Tuesday was the day for pitchers and catchers to report to Dodgers camp at Camelback Ranch, but mixed in with the battery mates were several position players, who reported early. Chief among the early reporting crew was Carl Crawford, who arrived in Arizona on Monday night, and seems anxious to move on from his time with the Red Sox.
"There was definitely a dark cloud over me when I was in Boston. I just didn't see a light at the end of the tunnel," Crawford said Tuesday. "They were the toughest two years of my career, by far."
Crawford has five years left on the seven-year, $142 million contract he signed with Boston prior to the 2011 season. He hit just .260/.292/.419 in two seasons with the Red Sox, and numerous injuries limited him to just 161 games played in two years. It got so bad in Boston for Crawford that he said he regretted the contract.
"A lot of times I did.
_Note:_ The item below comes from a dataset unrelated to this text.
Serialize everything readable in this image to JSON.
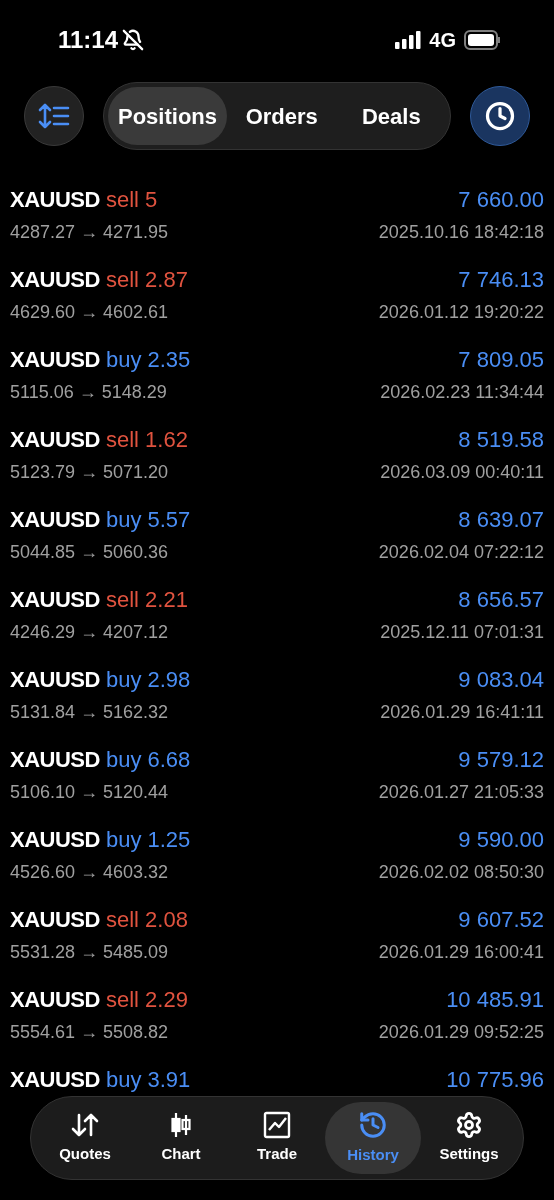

You heard a lot of talk about how I just wanted money, and some point I wondered whether I made the right decision," he said. "At the end of the day I did it, and I'll try to put it behind me and move forward."
Crawford missed the first 89 games of 2012 while recovering from offseason surgery on his left wrist. Then, after playing just 31 games his season ended with Tommy John surgery on his left elbow on Aug. 23. He was traded to the Dodgers two days later.
The elbow surgery sidelined Crawford until mid-January. He is now back to throwing, light tossing from between 45 and 60 feet, and has topped out at 90 feet. Crawford has also been swinging a bat for the last two to three weeks, both off a tee and soft toss, but he said he is limited such that he can't do anything yet on an everyday basis.
Crawford said he has no pain in the elbow, but just fatigue in the muscles, which is pretty typical in recovery from Tommy John surgery. But the wrist is also a concern, as Crawford said he must continue to wear a sliding guard at all times while on the bases to avoid further injury.
"(The wrist) is something I'll have to stay on top of throughout the season," Crawford said.
Both general manager Ned Colletti and manager Don Mattingly say they expect Crawford to be ready to play around opening day, though the outfielder will be limited during spring training, especially at first. Crawford said he would understand if the team wants to take it slow and not rush him out there every day.
"I'm confident. Physically my body feels good. I'm still doing therapy with the elbow. I think I can hit the cutoff man by opening day, but I don't know if that's when they'll want me to come back," Crawford said. "I see myself as an everyday guy, but I understand the thought of wanting to ease me back in. I haven't played since August, and didn't play two or three months before that."
Crawford has batted second most often in his career, with nearly half of his career starts coming from that batting order position. He also has 372 starts batting leadoff, but just 14 in the last six seasons combined. When asked Tuesday if he had a preference of where to hit in the batting order, Crawford said, "Wherever they put me, that's where I'll hit."
There have been rumors that Crawford doesn't like to hit leadoff and prefers batting second, but Crawford himself was baffled as to their origin.
"I've had that perception since I first came up. I don't know where it came from. I don't write the lineup. I just play wherever the manager put me," Crawford said. "Playing for guys like Lou Piniella, you can't tell him where you will hit at. He's the one who started hitting me in the two hole."
Piniella actually started with Crawford batting leadoff, something he did 334 times in Tampa Bay from 2003-2005. But after the All-Star break in 2005, Piniella's final season as manager, Crawford started 60 games batting second, the batting order position from which Crawford has started the bulk of his games for the last seven seasons.
"I never knew where that got started. When I was in the minor leagues, I never hit anywhere but leadoff. Somebody said I didn't want to hit leadoff and it's been with me for 10 years now," Crawford said, laughing.